◆ **The input**:
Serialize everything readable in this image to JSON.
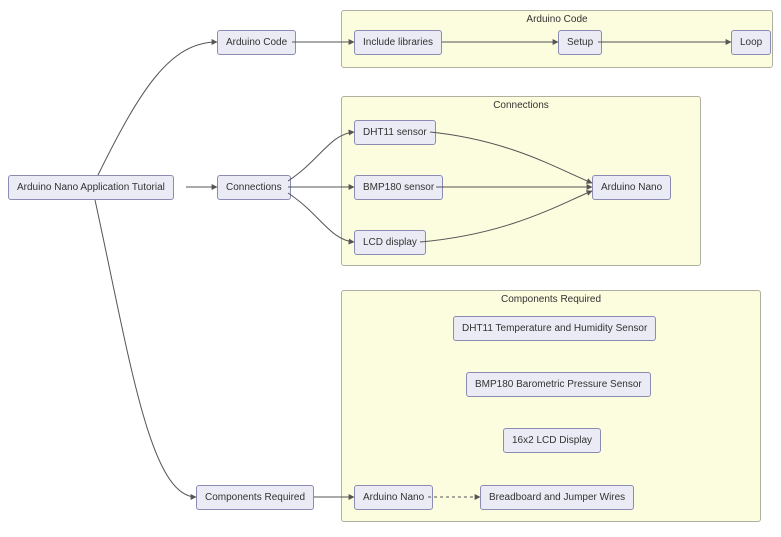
{
  "chart_data": {
    "type": "flowchart",
    "root": "Arduino Nano Application Tutorial",
    "groups": [
      {
        "id": "arduino_code",
        "label": "Arduino Code",
        "nodes": [
          "Include libraries",
          "Setup",
          "Loop"
        ],
        "edges": [
          [
            "Include libraries",
            "Setup"
          ],
          [
            "Setup",
            "Loop"
          ]
        ]
      },
      {
        "id": "connections",
        "label": "Connections",
        "nodes": [
          "DHT11 sensor",
          "BMP180 sensor",
          "LCD display",
          "Arduino Nano"
        ],
        "edges": [
          [
            "DHT11 sensor",
            "Arduino Nano"
          ],
          [
            "BMP180 sensor",
            "Arduino Nano"
          ],
          [
            "LCD display",
            "Arduino Nano"
          ]
        ]
      },
      {
        "id": "components_required",
        "label": "Components Required",
        "nodes": [
          "Arduino Nano",
          "DHT11 Temperature and Humidity Sensor",
          "BMP180 Barometric Pressure Sensor",
          "16x2 LCD Display",
          "Breadboard and Jumper Wires"
        ],
        "edges": [
          [
            "Arduino Nano",
            "Breadboard and Jumper Wires",
            "dashed"
          ]
        ]
      }
    ],
    "root_edges": [
      [
        "Arduino Nano Application Tutorial",
        "Arduino Code"
      ],
      [
        "Arduino Nano Application Tutorial",
        "Connections"
      ],
      [
        "Arduino Nano Application Tutorial",
        "Components Required"
      ]
    ],
    "bridge_edges": [
      [
        "Arduino Code",
        "Include libraries"
      ],
      [
        "Connections",
        "DHT11 sensor"
      ],
      [
        "Connections",
        "BMP180 sensor"
      ],
      [
        "Connections",
        "LCD display"
      ],
      [
        "Components Required",
        "Arduino Nano (components)"
      ]
    ]
  },
  "nodes": {
    "root": "Arduino Nano Application Tutorial",
    "arduino_code_label": "Arduino Code",
    "connections_label": "Connections",
    "components_label": "Components Required",
    "g_code": {
      "title": "Arduino Code",
      "include": "Include libraries",
      "setup": "Setup",
      "loop": "Loop"
    },
    "g_conn": {
      "title": "Connections",
      "dht11": "DHT11 sensor",
      "bmp180": "BMP180 sensor",
      "lcd": "LCD display",
      "nano": "Arduino Nano"
    },
    "g_comp": {
      "title": "Components Required",
      "nano": "Arduino Nano",
      "dht11_full": "DHT11 Temperature and Humidity Sensor",
      "bmp180_full": "BMP180 Barometric Pressure Sensor",
      "lcd_full": "16x2 LCD Display",
      "bb": "Breadboard and Jumper Wires"
    }
  }
}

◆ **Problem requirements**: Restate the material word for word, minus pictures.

◆ **Task solution**:
Serialize everything readable in this image to JSON.
{
  "chart_data": {
    "type": "flowchart",
    "root": "Arduino Nano Application Tutorial",
    "groups": [
      {
        "id": "arduino_code",
        "label": "Arduino Code",
        "nodes": [
          "Include libraries",
          "Setup",
          "Loop"
        ],
        "edges": [
          [
            "Include libraries",
            "Setup"
          ],
          [
            "Setup",
            "Loop"
          ]
        ]
      },
      {
        "id": "connections",
        "label": "Connections",
        "nodes": [
          "DHT11 sensor",
          "BMP180 sensor",
          "LCD display",
          "Arduino Nano"
        ],
        "edges": [
          [
            "DHT11 sensor",
            "Arduino Nano"
          ],
          [
            "BMP180 sensor",
            "Arduino Nano"
          ],
          [
            "LCD display",
            "Arduino Nano"
          ]
        ]
      },
      {
        "id": "components_required",
        "label": "Components Required",
        "nodes": [
          "Arduino Nano",
          "DHT11 Temperature and Humidity Sensor",
          "BMP180 Barometric Pressure Sensor",
          "16x2 LCD Display",
          "Breadboard and Jumper Wires"
        ],
        "edges": [
          [
            "Arduino Nano",
            "Breadboard and Jumper Wires",
            "dashed"
          ]
        ]
      }
    ],
    "root_edges": [
      [
        "Arduino Nano Application Tutorial",
        "Arduino Code"
      ],
      [
        "Arduino Nano Application Tutorial",
        "Connections"
      ],
      [
        "Arduino Nano Application Tutorial",
        "Components Required"
      ]
    ],
    "bridge_edges": [
      [
        "Arduino Code",
        "Include libraries"
      ],
      [
        "Connections",
        "DHT11 sensor"
      ],
      [
        "Connections",
        "BMP180 sensor"
      ],
      [
        "Connections",
        "LCD display"
      ],
      [
        "Components Required",
        "Arduino Nano (components)"
      ]
    ]
  },
  "nodes": {
    "root": "Arduino Nano Application Tutorial",
    "arduino_code_label": "Arduino Code",
    "connections_label": "Connections",
    "components_label": "Components Required",
    "g_code": {
      "title": "Arduino Code",
      "include": "Include libraries",
      "setup": "Setup",
      "loop": "Loop"
    },
    "g_conn": {
      "title": "Connections",
      "dht11": "DHT11 sensor",
      "bmp180": "BMP180 sensor",
      "lcd": "LCD display",
      "nano": "Arduino Nano"
    },
    "g_comp": {
      "title": "Components Required",
      "nano": "Arduino Nano",
      "dht11_full": "DHT11 Temperature and Humidity Sensor",
      "bmp180_full": "BMP180 Barometric Pressure Sensor",
      "lcd_full": "16x2 LCD Display",
      "bb": "Breadboard and Jumper Wires"
    }
  }
}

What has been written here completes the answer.